Hinge Marketing, who specialise in marketing for professional service firms, provide even more compelling evidence regarding the importance of websites for architects, engineers, solicitors, accountants and consultants. Their research says 80% of professional service ‘buyers’ check out your website before engaging your services. Incredibly, they also suggest that 52% of referrals rule out a firm before they even talk to them. Why? Because their website makes the wrong first impression and doesn’t spell out how they can help them. That means you might be getting referrals from satisfied clients but when they check out your online presence it’s a wipe out. You won’t even know that you got the referral because the person didn’t reach out to you. You might work super hard to get referrals only to find your website (or lack thereof) has shot you in the foot.

Business owners clearly think differently to their customers. In fact, 76% of the business owners surveyed claim word-of-mouth is responsible for driving the most new sales, while, 48% of consumers surveyed said they would stop considering buying from a business if it did not have a website. The business landscape has changed and entire industries are being massively disrupted and transformed. Without a lead generation website, you are missing opportunities including even warm referrals.

Clearly you need to shift your marketing focus online and the survey also highlighted the importance of e-commerce websites being mobile responsive. Of those surveyed, 48% say they shop on a mobile device at least once a week while a third of the e-commerce businesses surveyed reported not having a mobile-friendly website. A responsive website automatically reformats the look of the website to fit the dimensions of the device it is being viewed on. With the statistics telling us that mobile searches are about to overtake searches on desktops and laptops, then a mobile responsive website is a must have. If you still need convincing, in 2015 Google began rewarding websites that were fully optimised for mobile platforms and they now use mobile friendliness as a ranking signal in their search results. Google have also implemented mobile-first indexing that bases ranking and indexing from the mobile version of a site, not the desktop version.

Other results suggest only 26% of small business owners use SEO (Search Engine Optimisation) tactics to reach more customers on platforms such as Google.

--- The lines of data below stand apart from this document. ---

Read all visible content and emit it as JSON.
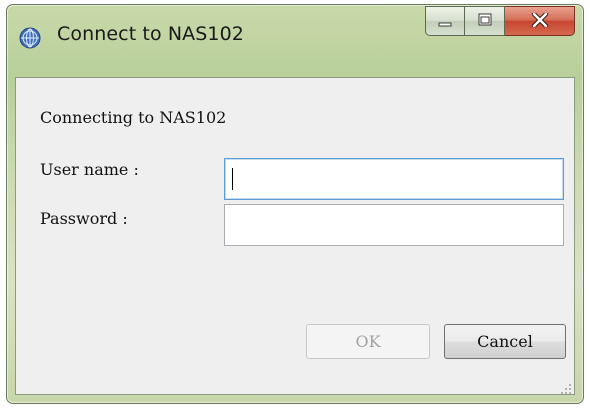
{
  "window": {
    "title": "Connect to NAS102",
    "icon": "globe-network-icon",
    "controls": {
      "minimize": "minimize-icon",
      "maximize": "maximize-icon",
      "close": "close-icon"
    }
  },
  "dialog": {
    "message": "Connecting to NAS102",
    "fields": {
      "username_label": "User name :",
      "username_value": "",
      "password_label": "Password :",
      "password_value": ""
    },
    "buttons": {
      "ok": "OK",
      "cancel": "Cancel"
    },
    "ok_enabled": false
  },
  "colors": {
    "frame_accent": "#c8d6aa",
    "close_button": "#c7472f",
    "client_bg": "#efefef",
    "focus_border": "#5b9bd5"
  }
}
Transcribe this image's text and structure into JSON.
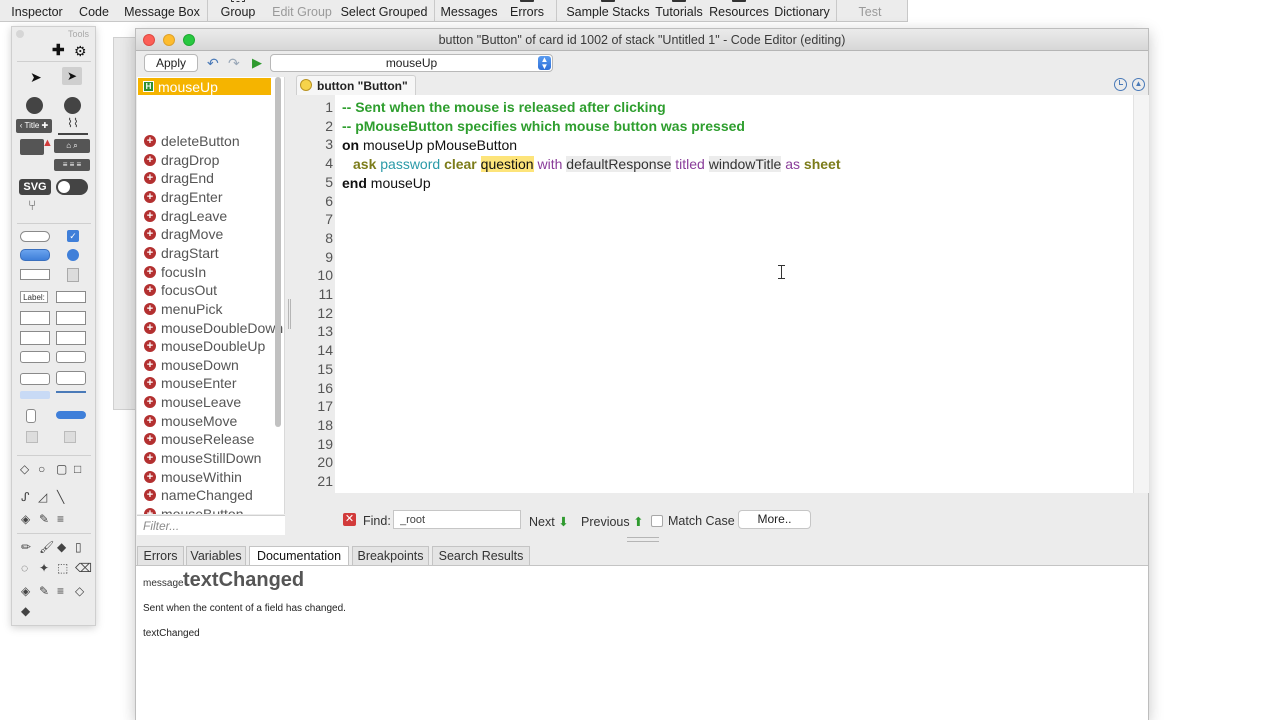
{
  "toolbar": {
    "items": [
      {
        "label": "Inspector",
        "dim": false
      },
      {
        "label": "Code",
        "dim": false
      },
      {
        "label": "Message Box",
        "dim": false
      },
      {
        "label": "Group",
        "dim": false
      },
      {
        "label": "Edit Group",
        "dim": true
      },
      {
        "label": "Select Grouped",
        "dim": false
      },
      {
        "label": "Messages",
        "dim": false
      },
      {
        "label": "Errors",
        "dim": false
      },
      {
        "label": "Sample Stacks",
        "dim": false
      },
      {
        "label": "Tutorials",
        "dim": false
      },
      {
        "label": "Resources",
        "dim": false
      },
      {
        "label": "Dictionary",
        "dim": false
      },
      {
        "label": "Test",
        "dim": true
      }
    ]
  },
  "tools_palette": {
    "title": "Tools",
    "label_button": "Title",
    "svg_label": "SVG",
    "label_field": "Label:"
  },
  "window": {
    "title": "button \"Button\" of card id 1002 of stack \"Untitled 1\" - Code Editor (editing)",
    "apply_label": "Apply",
    "handler_select_value": "mouseUp",
    "selected_handler": "mouseUp",
    "selected_badge": "H",
    "handlers": [
      "deleteButton",
      "dragDrop",
      "dragEnd",
      "dragEnter",
      "dragLeave",
      "dragMove",
      "dragStart",
      "focusIn",
      "focusOut",
      "menuPick",
      "mouseDoubleDown",
      "mouseDoubleUp",
      "mouseDown",
      "mouseEnter",
      "mouseLeave",
      "mouseMove",
      "mouseRelease",
      "mouseStillDown",
      "mouseWithin",
      "nameChanged",
      "mouseButton"
    ],
    "filter_placeholder": "Filter...",
    "tab_label": "button \"Button\""
  },
  "editor": {
    "line_numbers": [
      "1",
      "2",
      "3",
      "4",
      "5",
      "6",
      "7",
      "8",
      "9",
      "10",
      "11",
      "12",
      "13",
      "14",
      "15",
      "16",
      "17",
      "18",
      "19",
      "20",
      "21"
    ],
    "line1": "-- Sent when the mouse is released after clicking",
    "line2": "-- pMouseButton specifies which mouse button was pressed",
    "line3": {
      "kw": "on",
      "rest": " mouseUp pMouseButton"
    },
    "line4": {
      "ask": "ask",
      "password": "password",
      "clear": "clear",
      "question": "question",
      "with": "with",
      "defaultResponse": "defaultResponse",
      "titled": "titled",
      "windowTitle": "windowTitle",
      "as": "as",
      "sheet": "sheet"
    },
    "line5": {
      "kw": "end",
      "rest": " mouseUp"
    }
  },
  "findbar": {
    "find_label": "Find:",
    "find_value": "_root",
    "next_label": "Next",
    "previous_label": "Previous",
    "match_case_label": "Match Case",
    "more_label": "More.."
  },
  "bottom_tabs": [
    "Errors",
    "Variables",
    "Documentation",
    "Breakpoints",
    "Search Results"
  ],
  "documentation": {
    "kind": "message",
    "name": "textChanged",
    "description": "Sent when the content of a field has changed.",
    "syntax": "textChanged"
  },
  "colors": {
    "selected_handler_bg": "#f5b400",
    "comment": "#2e9e2e",
    "highlight": "#fde47a"
  }
}
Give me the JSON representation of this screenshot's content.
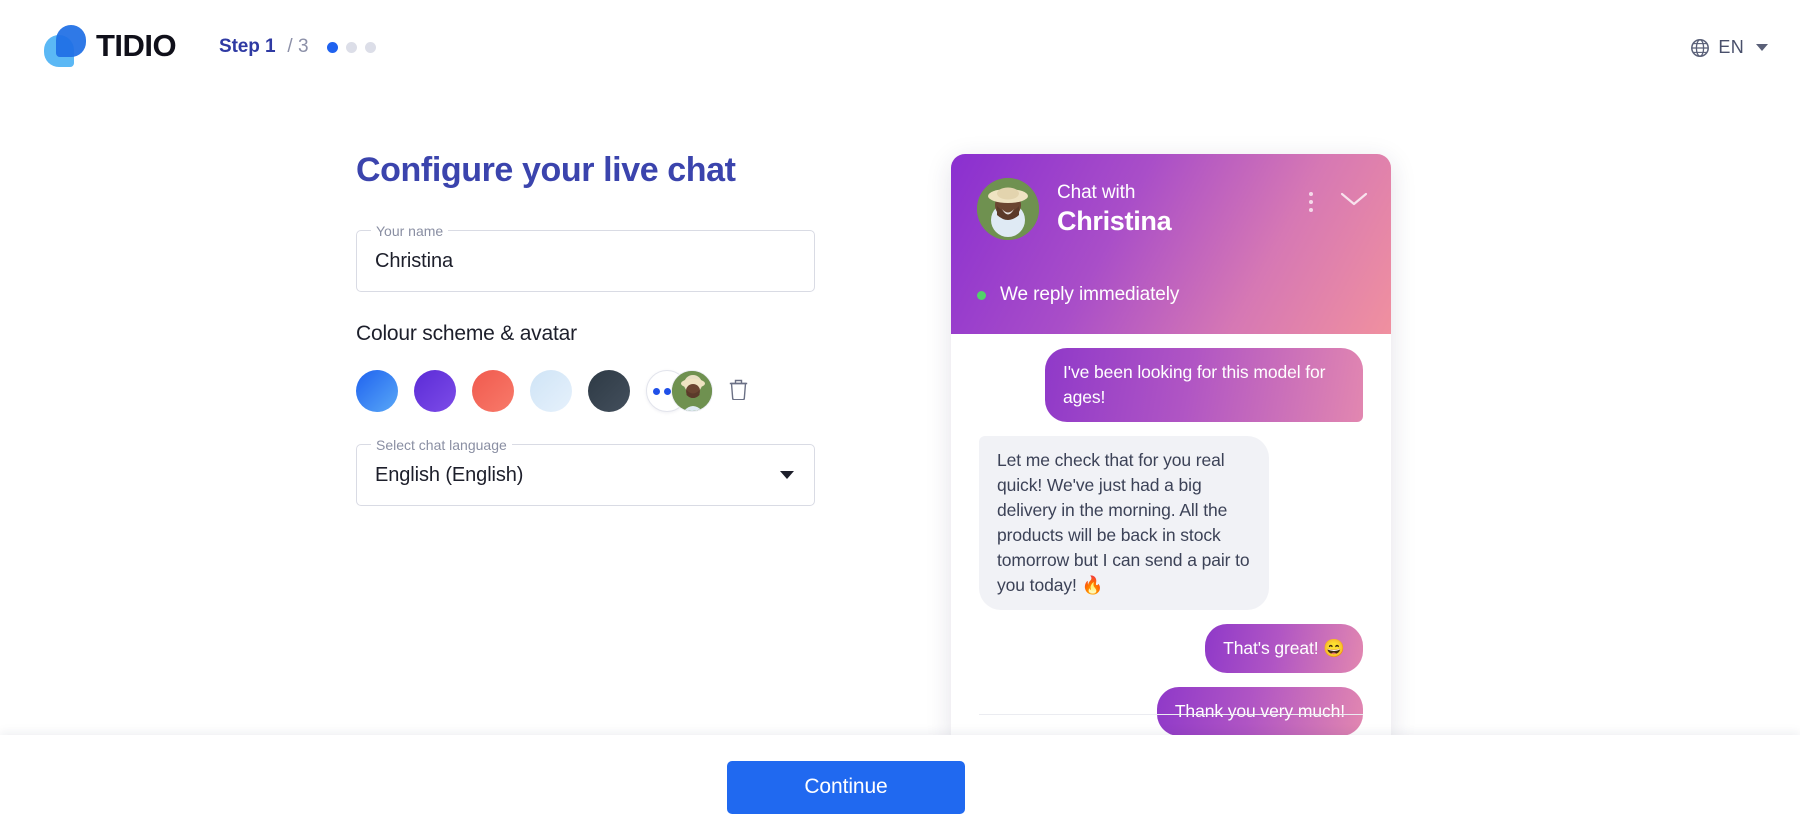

More than half of the businesses surveyed said they do not intend to use SEO tactics, while 72% said search engine marketing (SEM) does not currently form part of their plans. These techniques can be time consuming, however, the rewards are high and an improved search engine page ranking can significantly impact on your website traffic and sales. Another tactic that consumers and business owners disagree on is online chat features with 28% of consumers interested in using the online chat feature but only 9% of businesses are interested in the practice.

So, what is the purpose of your website?

The purpose will probably change based on who your intended target is and some websites are geared towards showcasing products and services while others are geared towards providing practical information. Clearly, not every visitor to your site is ready to buy and visitors are at different stages of their buying journey. Some are browsing and researching while others are looking for ‘social proof’. As such, you need to design your website with the visitors’ experience in mind. I’m sure you’re familiar with the expression ‘content is king’ and content now comes in many different forms including video, audio, e-books, case studies, newsletters, infographics, checklists, photos and blogs.  The content should engage with your ideal type of customer and be visible to the search engines so it ranks well with Google.

As accountants, we believe your website’s ultimate purpose is to create new customers and revenue. It is the hub of your marketing activities and in 2018 your website could be the difference between, gloom, doom and boom. It tells and sells your story 24 hours a day, seven days a week, 365 days a year.

If you were to critique your website today would it tick all these boxes?

Does your website work equally as well on mobile phones and tablets as it does on laptops? 
Does your site contain remarkable content that targets your ideal type of customer?

Does your home page precisely spell out what you do?

What do you want prospects to do when they land on your home page and do you have ‘calls to action’ prompting them to take that course of action? (Call now, order a free sample, download a demo, get a free quote etc.)
Do you have video content?
Do you see a site that is easy to navigate?
Do you have social proof and customer testimonials?
Do you provide a variety of offers for people at different stages of the buyer journey?
Are your pages written with keywords in mind and do they answer the questions that searchers are asking?

If not, it could be time for an upgrade or a makeover. Microsoft and Google both say that visitors will spend no more than 10 seconds on your site before they hit the back button. As your primary marketing tool, your website’s purpose is to generate leads, new customers and revenue. You should treat your website as an investment not a cost and remember, it will always be a work in progress.

This article forms part of our Business Accelerator Magazine edition for March 2018. Click HERE to download the full edition.

Other Articles in this Edition: